Interface dataset entries:
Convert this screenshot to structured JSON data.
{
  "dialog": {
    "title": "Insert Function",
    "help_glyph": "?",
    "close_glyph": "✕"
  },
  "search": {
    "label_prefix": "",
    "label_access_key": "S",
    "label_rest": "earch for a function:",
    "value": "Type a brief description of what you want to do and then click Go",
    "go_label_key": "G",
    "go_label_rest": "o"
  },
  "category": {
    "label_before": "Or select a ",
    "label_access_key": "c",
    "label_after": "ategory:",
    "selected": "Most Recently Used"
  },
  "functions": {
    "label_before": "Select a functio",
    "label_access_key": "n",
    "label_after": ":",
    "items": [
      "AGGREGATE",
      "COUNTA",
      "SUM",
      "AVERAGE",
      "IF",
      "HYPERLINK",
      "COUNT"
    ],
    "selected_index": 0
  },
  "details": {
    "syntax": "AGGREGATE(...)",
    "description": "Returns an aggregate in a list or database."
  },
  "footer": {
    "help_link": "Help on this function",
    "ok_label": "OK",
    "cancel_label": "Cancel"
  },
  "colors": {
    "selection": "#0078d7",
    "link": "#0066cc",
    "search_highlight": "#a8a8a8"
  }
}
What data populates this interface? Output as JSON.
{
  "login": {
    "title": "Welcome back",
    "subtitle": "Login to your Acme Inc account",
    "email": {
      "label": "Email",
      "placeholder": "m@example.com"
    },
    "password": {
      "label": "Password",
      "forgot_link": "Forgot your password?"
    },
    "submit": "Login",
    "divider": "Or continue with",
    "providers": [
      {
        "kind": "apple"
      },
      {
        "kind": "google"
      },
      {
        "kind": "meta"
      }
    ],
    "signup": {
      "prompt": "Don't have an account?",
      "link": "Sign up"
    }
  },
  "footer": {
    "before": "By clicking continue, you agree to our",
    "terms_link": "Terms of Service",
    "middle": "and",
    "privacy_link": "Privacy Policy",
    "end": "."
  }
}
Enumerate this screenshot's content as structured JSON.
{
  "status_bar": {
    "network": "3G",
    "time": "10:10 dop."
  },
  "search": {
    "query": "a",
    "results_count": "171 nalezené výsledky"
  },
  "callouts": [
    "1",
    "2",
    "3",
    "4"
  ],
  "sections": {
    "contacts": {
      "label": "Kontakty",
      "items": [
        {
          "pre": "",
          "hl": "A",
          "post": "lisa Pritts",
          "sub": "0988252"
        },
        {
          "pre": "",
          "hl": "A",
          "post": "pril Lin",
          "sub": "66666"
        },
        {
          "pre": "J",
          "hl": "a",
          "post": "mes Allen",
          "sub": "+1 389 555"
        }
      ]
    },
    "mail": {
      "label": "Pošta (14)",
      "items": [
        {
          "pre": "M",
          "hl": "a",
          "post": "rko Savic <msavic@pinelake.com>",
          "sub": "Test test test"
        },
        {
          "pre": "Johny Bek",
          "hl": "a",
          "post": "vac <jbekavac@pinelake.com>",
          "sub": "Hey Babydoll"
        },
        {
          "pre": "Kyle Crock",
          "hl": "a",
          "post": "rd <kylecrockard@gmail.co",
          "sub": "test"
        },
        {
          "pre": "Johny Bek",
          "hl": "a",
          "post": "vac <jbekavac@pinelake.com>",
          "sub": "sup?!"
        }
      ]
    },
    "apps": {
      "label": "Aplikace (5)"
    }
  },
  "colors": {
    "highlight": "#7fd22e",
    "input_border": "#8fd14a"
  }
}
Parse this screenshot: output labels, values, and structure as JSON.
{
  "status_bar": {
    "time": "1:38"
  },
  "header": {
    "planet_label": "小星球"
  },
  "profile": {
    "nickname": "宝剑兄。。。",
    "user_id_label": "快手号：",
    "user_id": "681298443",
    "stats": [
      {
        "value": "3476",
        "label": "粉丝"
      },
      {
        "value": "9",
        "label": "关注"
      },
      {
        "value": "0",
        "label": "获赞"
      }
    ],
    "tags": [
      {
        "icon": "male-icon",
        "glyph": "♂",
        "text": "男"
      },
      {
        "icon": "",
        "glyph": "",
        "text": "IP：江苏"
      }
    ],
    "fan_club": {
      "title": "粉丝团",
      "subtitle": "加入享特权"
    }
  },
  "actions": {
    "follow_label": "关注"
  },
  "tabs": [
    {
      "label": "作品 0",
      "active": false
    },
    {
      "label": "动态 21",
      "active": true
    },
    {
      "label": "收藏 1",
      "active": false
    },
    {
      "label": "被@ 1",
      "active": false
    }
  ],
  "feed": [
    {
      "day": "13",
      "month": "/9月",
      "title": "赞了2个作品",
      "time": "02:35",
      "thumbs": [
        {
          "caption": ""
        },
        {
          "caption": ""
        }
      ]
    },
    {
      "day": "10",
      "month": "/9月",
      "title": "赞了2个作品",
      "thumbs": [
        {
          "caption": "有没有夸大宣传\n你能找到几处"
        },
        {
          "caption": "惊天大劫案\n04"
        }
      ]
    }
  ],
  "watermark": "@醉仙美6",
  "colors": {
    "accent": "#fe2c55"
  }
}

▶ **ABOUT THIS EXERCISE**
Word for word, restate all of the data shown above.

▶ **WRITTEN ANSWER**
Convert this screenshot to structured JSON data.
{
  "dialog": {
    "title": "Insert Function",
    "help_glyph": "?",
    "close_glyph": "✕"
  },
  "search": {
    "label_prefix": "",
    "label_access_key": "S",
    "label_rest": "earch for a function:",
    "value": "Type a brief description of what you want to do and then click Go",
    "go_label_key": "G",
    "go_label_rest": "o"
  },
  "category": {
    "label_before": "Or select a ",
    "label_access_key": "c",
    "label_after": "ategory:",
    "selected": "Most Recently Used"
  },
  "functions": {
    "label_before": "Select a functio",
    "label_access_key": "n",
    "label_after": ":",
    "items": [
      "AGGREGATE",
      "COUNTA",
      "SUM",
      "AVERAGE",
      "IF",
      "HYPERLINK",
      "COUNT"
    ],
    "selected_index": 0
  },
  "details": {
    "syntax": "AGGREGATE(...)",
    "description": "Returns an aggregate in a list or database."
  },
  "footer": {
    "help_link": "Help on this function",
    "ok_label": "OK",
    "cancel_label": "Cancel"
  },
  "colors": {
    "selection": "#0078d7",
    "link": "#0066cc",
    "search_highlight": "#a8a8a8"
  }
}
What data populates this interface? Output as JSON.
{
  "login": {
    "title": "Welcome back",
    "subtitle": "Login to your Acme Inc account",
    "email": {
      "label": "Email",
      "placeholder": "m@example.com"
    },
    "password": {
      "label": "Password",
      "forgot_link": "Forgot your password?"
    },
    "submit": "Login",
    "divider": "Or continue with",
    "providers": [
      {
        "kind": "apple"
      },
      {
        "kind": "google"
      },
      {
        "kind": "meta"
      }
    ],
    "signup": {
      "prompt": "Don't have an account?",
      "link": "Sign up"
    }
  },
  "footer": {
    "before": "By clicking continue, you agree to our",
    "terms_link": "Terms of Service",
    "middle": "and",
    "privacy_link": "Privacy Policy",
    "end": "."
  }
}
Enumerate this screenshot's content as structured JSON.
{
  "status_bar": {
    "network": "3G",
    "time": "10:10 dop."
  },
  "search": {
    "query": "a",
    "results_count": "171 nalezené výsledky"
  },
  "callouts": [
    "1",
    "2",
    "3",
    "4"
  ],
  "sections": {
    "contacts": {
      "label": "Kontakty",
      "items": [
        {
          "pre": "",
          "hl": "A",
          "post": "lisa Pritts",
          "sub": "0988252"
        },
        {
          "pre": "",
          "hl": "A",
          "post": "pril Lin",
          "sub": "66666"
        },
        {
          "pre": "J",
          "hl": "a",
          "post": "mes Allen",
          "sub": "+1 389 555"
        }
      ]
    },
    "mail": {
      "label": "Pošta (14)",
      "items": [
        {
          "pre": "M",
          "hl": "a",
          "post": "rko Savic <msavic@pinelake.com>",
          "sub": "Test test test"
        },
        {
          "pre": "Johny Bek",
          "hl": "a",
          "post": "vac <jbekavac@pinelake.com>",
          "sub": "Hey Babydoll"
        },
        {
          "pre": "Kyle Crock",
          "hl": "a",
          "post": "rd <kylecrockard@gmail.co",
          "sub": "test"
        },
        {
          "pre": "Johny Bek",
          "hl": "a",
          "post": "vac <jbekavac@pinelake.com>",
          "sub": "sup?!"
        }
      ]
    },
    "apps": {
      "label": "Aplikace (5)"
    }
  },
  "colors": {
    "highlight": "#7fd22e",
    "input_border": "#8fd14a"
  }
}
Parse this screenshot: output labels, values, and structure as JSON.
{
  "status_bar": {
    "time": "1:38"
  },
  "header": {
    "planet_label": "小星球"
  },
  "profile": {
    "nickname": "宝剑兄。。。",
    "user_id_label": "快手号：",
    "user_id": "681298443",
    "stats": [
      {
        "value": "3476",
        "label": "粉丝"
      },
      {
        "value": "9",
        "label": "关注"
      },
      {
        "value": "0",
        "label": "获赞"
      }
    ],
    "tags": [
      {
        "icon": "male-icon",
        "glyph": "♂",
        "text": "男"
      },
      {
        "icon": "",
        "glyph": "",
        "text": "IP：江苏"
      }
    ],
    "fan_club": {
      "title": "粉丝团",
      "subtitle": "加入享特权"
    }
  },
  "actions": {
    "follow_label": "关注"
  },
  "tabs": [
    {
      "label": "作品 0",
      "active": false
    },
    {
      "label": "动态 21",
      "active": true
    },
    {
      "label": "收藏 1",
      "active": false
    },
    {
      "label": "被@ 1",
      "active": false
    }
  ],
  "feed": [
    {
      "day": "13",
      "month": "/9月",
      "title": "赞了2个作品",
      "time": "02:35",
      "thumbs": [
        {
          "caption": ""
        },
        {
          "caption": ""
        }
      ]
    },
    {
      "day": "10",
      "month": "/9月",
      "title": "赞了2个作品",
      "thumbs": [
        {
          "caption": "有没有夸大宣传\n你能找到几处"
        },
        {
          "caption": "惊天大劫案\n04"
        }
      ]
    }
  ],
  "watermark": "@醉仙美6",
  "colors": {
    "accent": "#fe2c55"
  }
}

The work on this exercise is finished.